**Assignment**
None of the pictures should be copied, though every line of the listing must be printed exactly.

**Provided information**
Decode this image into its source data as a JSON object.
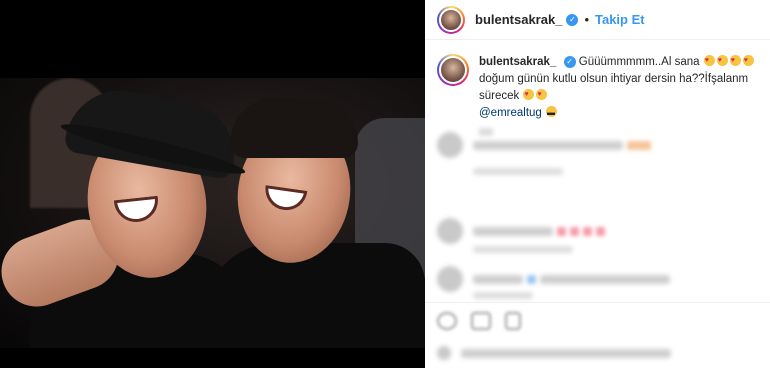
{
  "post": {
    "username": "bulentsakrak_",
    "follow_label": "Takip Et",
    "separator": "•"
  },
  "caption": {
    "username": "bulentsakrak_",
    "text_part1": "Güüümmmmm..Al sana",
    "text_part2": "doğum günün kutlu olsun ihtiyar dersin ha??İfşalanm sürecek",
    "mention": "@emrealtug"
  },
  "colors": {
    "accent": "#3897f0",
    "mention": "#00376b",
    "verified": "#3897f0"
  },
  "icons": [
    "verified-badge-icon",
    "heart-eyes-emoji",
    "sunglasses-emoji",
    "like-icon",
    "comment-icon",
    "share-icon"
  ]
}
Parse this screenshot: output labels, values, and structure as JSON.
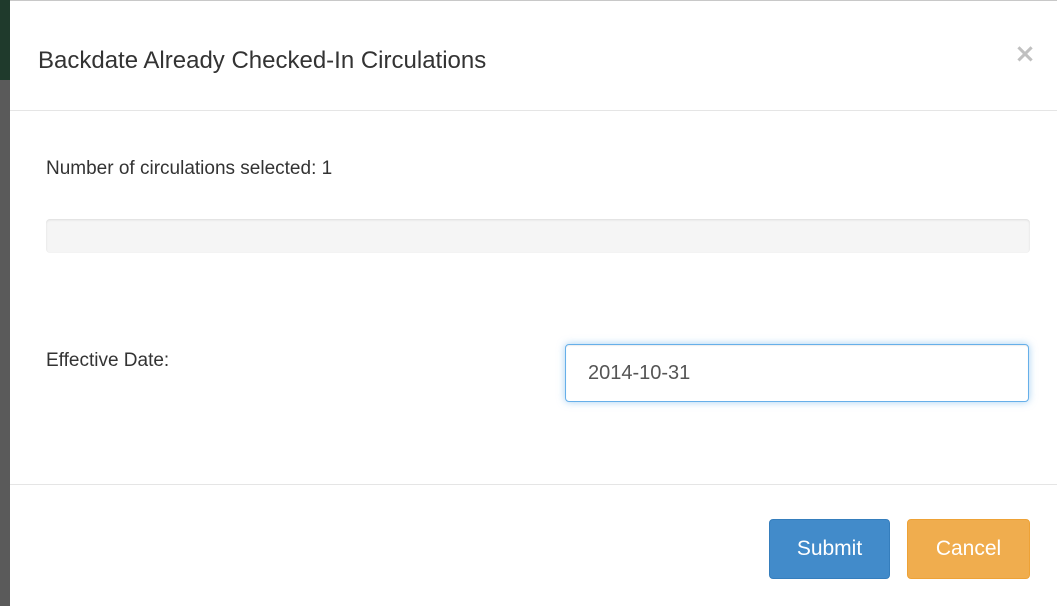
{
  "dialog": {
    "title": "Backdate Already Checked-In Circulations",
    "close_label": "×",
    "close_icon": "close-icon"
  },
  "body": {
    "count_text": "Number of circulations selected: 1",
    "progress_fraction": 0.0,
    "effective_date_label": "Effective Date:",
    "effective_date_value": "2014-10-31"
  },
  "footer": {
    "submit_label": "Submit",
    "cancel_label": "Cancel"
  },
  "colors": {
    "submit": "#428bca",
    "cancel": "#f0ad4e",
    "input_focus": "#66afe9"
  }
}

**Answer box**
Decode this image into its source data as a JSON object.
{
  "post": {
    "username": "bulentsakrak_",
    "follow_label": "Takip Et",
    "separator": "•"
  },
  "caption": {
    "username": "bulentsakrak_",
    "text_part1": "Güüümmmmm..Al sana",
    "text_part2": "doğum günün kutlu olsun ihtiyar dersin ha??İfşalanm sürecek",
    "mention": "@emrealtug"
  },
  "colors": {
    "accent": "#3897f0",
    "mention": "#00376b",
    "verified": "#3897f0"
  },
  "icons": [
    "verified-badge-icon",
    "heart-eyes-emoji",
    "sunglasses-emoji",
    "like-icon",
    "comment-icon",
    "share-icon"
  ]
}
Parse this screenshot: output labels, values, and structure as JSON.
{
  "dialog": {
    "title": "Backdate Already Checked-In Circulations",
    "close_label": "×",
    "close_icon": "close-icon"
  },
  "body": {
    "count_text": "Number of circulations selected: 1",
    "progress_fraction": 0.0,
    "effective_date_label": "Effective Date:",
    "effective_date_value": "2014-10-31"
  },
  "footer": {
    "submit_label": "Submit",
    "cancel_label": "Cancel"
  },
  "colors": {
    "submit": "#428bca",
    "cancel": "#f0ad4e",
    "input_focus": "#66afe9"
  }
}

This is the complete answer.